*** Opening Excerpted records ***

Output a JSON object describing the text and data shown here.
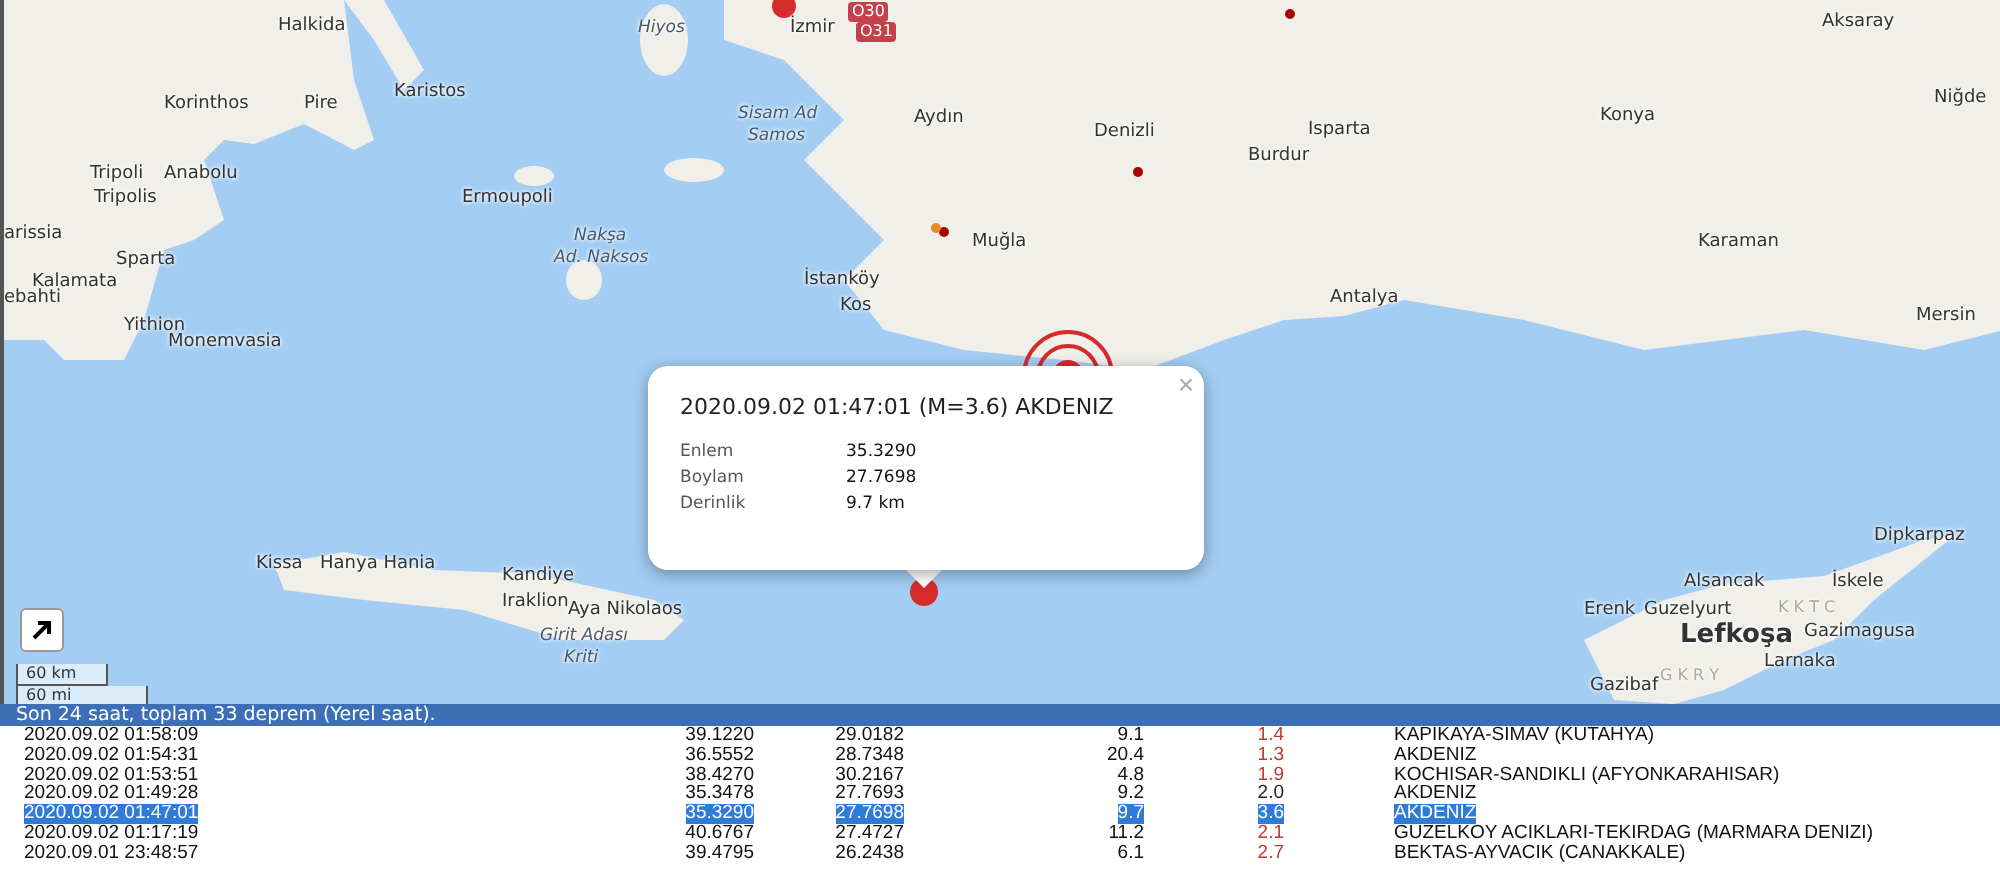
{
  "map": {
    "labels": [
      {
        "text": "Halkida",
        "kind": "city"
      },
      {
        "text": "Korinthos",
        "kind": "city"
      },
      {
        "text": "Pire",
        "kind": "city"
      },
      {
        "text": "Karistos",
        "kind": "city"
      },
      {
        "text": "Tripoli",
        "kind": "city"
      },
      {
        "text": "Anabolu",
        "kind": "city"
      },
      {
        "text": "Tripolis",
        "kind": "city"
      },
      {
        "text": "arissia",
        "kind": "city"
      },
      {
        "text": "Kalamata",
        "kind": "city"
      },
      {
        "text": "Sparta",
        "kind": "city"
      },
      {
        "text": "ebahti",
        "kind": "city"
      },
      {
        "text": "Yithion",
        "kind": "city"
      },
      {
        "text": "Monemvasia",
        "kind": "city"
      },
      {
        "text": "Ermoupoli",
        "kind": "city"
      },
      {
        "text": "Nakşa",
        "kind": "island"
      },
      {
        "text": "Ad. Naksos",
        "kind": "island"
      },
      {
        "text": "Hiyos",
        "kind": "island"
      },
      {
        "text": "İzmir",
        "kind": "city"
      },
      {
        "text": "Sisam Ad",
        "kind": "island"
      },
      {
        "text": "Samos",
        "kind": "island"
      },
      {
        "text": "Aydın",
        "kind": "city"
      },
      {
        "text": "İstanköy",
        "kind": "city"
      },
      {
        "text": "Kos",
        "kind": "city"
      },
      {
        "text": "Muğla",
        "kind": "city"
      },
      {
        "text": "Denizli",
        "kind": "city"
      },
      {
        "text": "Burdur",
        "kind": "city"
      },
      {
        "text": "Isparta",
        "kind": "city"
      },
      {
        "text": "Antalya",
        "kind": "city"
      },
      {
        "text": "Konya",
        "kind": "city"
      },
      {
        "text": "Aksaray",
        "kind": "city"
      },
      {
        "text": "Niğde",
        "kind": "city"
      },
      {
        "text": "Karaman",
        "kind": "city"
      },
      {
        "text": "Mersin",
        "kind": "city"
      },
      {
        "text": "Kissa",
        "kind": "city"
      },
      {
        "text": "Hanya Hania",
        "kind": "city"
      },
      {
        "text": "Kandiye",
        "kind": "city"
      },
      {
        "text": "Iraklion",
        "kind": "city"
      },
      {
        "text": "Aya Nikolaos",
        "kind": "city"
      },
      {
        "text": "Girit Adası",
        "kind": "island"
      },
      {
        "text": "Kriti",
        "kind": "island"
      },
      {
        "text": "Dipkarpaz",
        "kind": "city"
      },
      {
        "text": "Alsancak",
        "kind": "city"
      },
      {
        "text": "İskele",
        "kind": "city"
      },
      {
        "text": "Erenk",
        "kind": "city"
      },
      {
        "text": "Guzelyurt",
        "kind": "city"
      },
      {
        "text": "Lefkoşa",
        "kind": "capital"
      },
      {
        "text": "Gazimagusa",
        "kind": "city"
      },
      {
        "text": "Larnaka",
        "kind": "city"
      },
      {
        "text": "Gazibaf",
        "kind": "city"
      },
      {
        "text": "K K T C",
        "kind": "region"
      },
      {
        "text": "G K R Y",
        "kind": "region"
      }
    ],
    "road_badges": [
      "O30",
      "O31"
    ],
    "scale": [
      "60 km",
      "60 mi"
    ],
    "popup": {
      "title": "2020.09.02 01:47:01 (M=3.6) AKDENIZ",
      "close": "×",
      "fields": [
        {
          "label": "Enlem",
          "value": "35.3290"
        },
        {
          "label": "Boylam",
          "value": "27.7698"
        },
        {
          "label": "Derinlik",
          "value": "9.7 km"
        }
      ]
    }
  },
  "table": {
    "caption": "Son 24 saat, toplam 33 deprem (Yerel saat).",
    "rows": [
      {
        "date": "2020.09.02 01:58:09",
        "lat": "39.1220",
        "lon": "29.0182",
        "depth": "9.1",
        "mag": "1.4",
        "color": "#c0392b",
        "place": "KAPIKAYA-SIMAV (KUTAHYA)",
        "selected": false
      },
      {
        "date": "2020.09.02 01:54:31",
        "lat": "36.5552",
        "lon": "28.7348",
        "depth": "20.4",
        "mag": "1.3",
        "color": "#c0392b",
        "place": "AKDENIZ",
        "selected": false
      },
      {
        "date": "2020.09.02 01:53:51",
        "lat": "38.4270",
        "lon": "30.2167",
        "depth": "4.8",
        "mag": "1.9",
        "color": "#c0392b",
        "place": "KOCHISAR-SANDIKLI (AFYONKARAHISAR)",
        "selected": false
      },
      {
        "date": "2020.09.02 01:49:28",
        "lat": "35.3478",
        "lon": "27.7693",
        "depth": "9.2",
        "mag": "2.0",
        "color": "#222222",
        "place": "AKDENIZ",
        "selected": false
      },
      {
        "date": "2020.09.02 01:47:01",
        "lat": "35.3290",
        "lon": "27.7698",
        "depth": "9.7",
        "mag": "3.6",
        "place": "AKDENIZ",
        "selected": true
      },
      {
        "date": "2020.09.02 01:17:19",
        "lat": "40.6767",
        "lon": "27.4727",
        "depth": "11.2",
        "mag": "2.1",
        "color": "#c0392b",
        "place": "GUZELKOY ACIKLARI-TEKIRDAG (MARMARA DENIZI)",
        "selected": false
      },
      {
        "date": "2020.09.01 23:48:57",
        "lat": "39.4795",
        "lon": "26.2438",
        "depth": "6.1",
        "mag": "2.7",
        "color": "#c0392b",
        "place": "BEKTAS-AYVACIK (CANAKKALE)",
        "selected": false
      }
    ]
  }
}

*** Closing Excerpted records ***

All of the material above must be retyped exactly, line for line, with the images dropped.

Output a JSON object describing the text and data shown here.
{
  "map": {
    "labels": [
      {
        "text": "Halkida",
        "kind": "city"
      },
      {
        "text": "Korinthos",
        "kind": "city"
      },
      {
        "text": "Pire",
        "kind": "city"
      },
      {
        "text": "Karistos",
        "kind": "city"
      },
      {
        "text": "Tripoli",
        "kind": "city"
      },
      {
        "text": "Anabolu",
        "kind": "city"
      },
      {
        "text": "Tripolis",
        "kind": "city"
      },
      {
        "text": "arissia",
        "kind": "city"
      },
      {
        "text": "Kalamata",
        "kind": "city"
      },
      {
        "text": "Sparta",
        "kind": "city"
      },
      {
        "text": "ebahti",
        "kind": "city"
      },
      {
        "text": "Yithion",
        "kind": "city"
      },
      {
        "text": "Monemvasia",
        "kind": "city"
      },
      {
        "text": "Ermoupoli",
        "kind": "city"
      },
      {
        "text": "Nakşa",
        "kind": "island"
      },
      {
        "text": "Ad. Naksos",
        "kind": "island"
      },
      {
        "text": "Hiyos",
        "kind": "island"
      },
      {
        "text": "İzmir",
        "kind": "city"
      },
      {
        "text": "Sisam Ad",
        "kind": "island"
      },
      {
        "text": "Samos",
        "kind": "island"
      },
      {
        "text": "Aydın",
        "kind": "city"
      },
      {
        "text": "İstanköy",
        "kind": "city"
      },
      {
        "text": "Kos",
        "kind": "city"
      },
      {
        "text": "Muğla",
        "kind": "city"
      },
      {
        "text": "Denizli",
        "kind": "city"
      },
      {
        "text": "Burdur",
        "kind": "city"
      },
      {
        "text": "Isparta",
        "kind": "city"
      },
      {
        "text": "Antalya",
        "kind": "city"
      },
      {
        "text": "Konya",
        "kind": "city"
      },
      {
        "text": "Aksaray",
        "kind": "city"
      },
      {
        "text": "Niğde",
        "kind": "city"
      },
      {
        "text": "Karaman",
        "kind": "city"
      },
      {
        "text": "Mersin",
        "kind": "city"
      },
      {
        "text": "Kissa",
        "kind": "city"
      },
      {
        "text": "Hanya Hania",
        "kind": "city"
      },
      {
        "text": "Kandiye",
        "kind": "city"
      },
      {
        "text": "Iraklion",
        "kind": "city"
      },
      {
        "text": "Aya Nikolaos",
        "kind": "city"
      },
      {
        "text": "Girit Adası",
        "kind": "island"
      },
      {
        "text": "Kriti",
        "kind": "island"
      },
      {
        "text": "Dipkarpaz",
        "kind": "city"
      },
      {
        "text": "Alsancak",
        "kind": "city"
      },
      {
        "text": "İskele",
        "kind": "city"
      },
      {
        "text": "Erenk",
        "kind": "city"
      },
      {
        "text": "Guzelyurt",
        "kind": "city"
      },
      {
        "text": "Lefkoşa",
        "kind": "capital"
      },
      {
        "text": "Gazimagusa",
        "kind": "city"
      },
      {
        "text": "Larnaka",
        "kind": "city"
      },
      {
        "text": "Gazibaf",
        "kind": "city"
      },
      {
        "text": "K K T C",
        "kind": "region"
      },
      {
        "text": "G K R Y",
        "kind": "region"
      }
    ],
    "road_badges": [
      "O30",
      "O31"
    ],
    "scale": [
      "60 km",
      "60 mi"
    ],
    "popup": {
      "title": "2020.09.02 01:47:01 (M=3.6) AKDENIZ",
      "close": "×",
      "fields": [
        {
          "label": "Enlem",
          "value": "35.3290"
        },
        {
          "label": "Boylam",
          "value": "27.7698"
        },
        {
          "label": "Derinlik",
          "value": "9.7 km"
        }
      ]
    }
  },
  "table": {
    "caption": "Son 24 saat, toplam 33 deprem (Yerel saat).",
    "rows": [
      {
        "date": "2020.09.02 01:58:09",
        "lat": "39.1220",
        "lon": "29.0182",
        "depth": "9.1",
        "mag": "1.4",
        "color": "#c0392b",
        "place": "KAPIKAYA-SIMAV (KUTAHYA)",
        "selected": false
      },
      {
        "date": "2020.09.02 01:54:31",
        "lat": "36.5552",
        "lon": "28.7348",
        "depth": "20.4",
        "mag": "1.3",
        "color": "#c0392b",
        "place": "AKDENIZ",
        "selected": false
      },
      {
        "date": "2020.09.02 01:53:51",
        "lat": "38.4270",
        "lon": "30.2167",
        "depth": "4.8",
        "mag": "1.9",
        "color": "#c0392b",
        "place": "KOCHISAR-SANDIKLI (AFYONKARAHISAR)",
        "selected": false
      },
      {
        "date": "2020.09.02 01:49:28",
        "lat": "35.3478",
        "lon": "27.7693",
        "depth": "9.2",
        "mag": "2.0",
        "color": "#222222",
        "place": "AKDENIZ",
        "selected": false
      },
      {
        "date": "2020.09.02 01:47:01",
        "lat": "35.3290",
        "lon": "27.7698",
        "depth": "9.7",
        "mag": "3.6",
        "place": "AKDENIZ",
        "selected": true
      },
      {
        "date": "2020.09.02 01:17:19",
        "lat": "40.6767",
        "lon": "27.4727",
        "depth": "11.2",
        "mag": "2.1",
        "color": "#c0392b",
        "place": "GUZELKOY ACIKLARI-TEKIRDAG (MARMARA DENIZI)",
        "selected": false
      },
      {
        "date": "2020.09.01 23:48:57",
        "lat": "39.4795",
        "lon": "26.2438",
        "depth": "6.1",
        "mag": "2.7",
        "color": "#c0392b",
        "place": "BEKTAS-AYVACIK (CANAKKALE)",
        "selected": false
      }
    ]
  }
}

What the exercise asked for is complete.